(b) challenging and/or correcting the other person (and that never goes down well, ever!).

Plus...

I learned from a language therapy expert recently, that on a more subconscious level, whenever we hear the word "but" our mind negates what came before it.

Here's what I mean:

"I worked hard this year, and I performed well above my pay grade, and I contributed a ton of value... but..."

Do you see how that works? The word "but" negates all that hard work you did and all the value you contributed, and it puts the other person on guard.

If you used the word "and" instead, it doesn't negate what came before or make it "wrong" in any way, it doesn't put the listener on guard or make them defensive, and... it strengthens your position!

I hope this small tip helps.

If you want some interview help that's a bit more "hardcore" and structural, then you might want to dig into Interview Success Formula. I can show you how to prepare killer interview answers to any question the interviewer will ever throw at you. (And, of course, this "but" tip helps with that.)

Read 195 times Last modified on Monday, 01 July 2019 08:19
Alan Carniol
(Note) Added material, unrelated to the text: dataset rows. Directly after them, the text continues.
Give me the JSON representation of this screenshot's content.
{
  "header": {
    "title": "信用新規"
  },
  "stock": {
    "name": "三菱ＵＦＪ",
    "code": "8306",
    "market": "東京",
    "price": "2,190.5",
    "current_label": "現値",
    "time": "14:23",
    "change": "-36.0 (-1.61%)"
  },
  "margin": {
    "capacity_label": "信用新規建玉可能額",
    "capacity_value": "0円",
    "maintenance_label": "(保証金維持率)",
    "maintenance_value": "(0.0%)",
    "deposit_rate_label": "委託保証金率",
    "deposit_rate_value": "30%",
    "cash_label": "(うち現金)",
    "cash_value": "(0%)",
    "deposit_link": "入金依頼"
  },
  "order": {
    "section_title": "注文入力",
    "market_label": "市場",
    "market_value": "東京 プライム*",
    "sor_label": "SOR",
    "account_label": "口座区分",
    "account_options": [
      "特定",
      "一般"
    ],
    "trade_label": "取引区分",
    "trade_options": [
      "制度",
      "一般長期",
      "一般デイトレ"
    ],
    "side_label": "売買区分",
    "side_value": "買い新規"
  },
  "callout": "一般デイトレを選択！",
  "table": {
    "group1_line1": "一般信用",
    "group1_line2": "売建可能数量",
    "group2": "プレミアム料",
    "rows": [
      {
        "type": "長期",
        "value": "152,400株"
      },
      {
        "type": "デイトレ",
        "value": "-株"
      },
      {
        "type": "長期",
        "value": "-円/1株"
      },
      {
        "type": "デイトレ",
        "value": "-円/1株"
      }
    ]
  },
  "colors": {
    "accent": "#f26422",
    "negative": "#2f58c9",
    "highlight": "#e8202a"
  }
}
Alan is the creator of Interview Success Formula, a training program that has helped more than 40,000 job seekers to ace their interviews and land the jobs they deserve. Interviewers love asking curveball questions to weed out job seekers. But the truth is, most of these questions are asking about a few key areas. Learn more about how to outsmart tough interviewers by watching this video.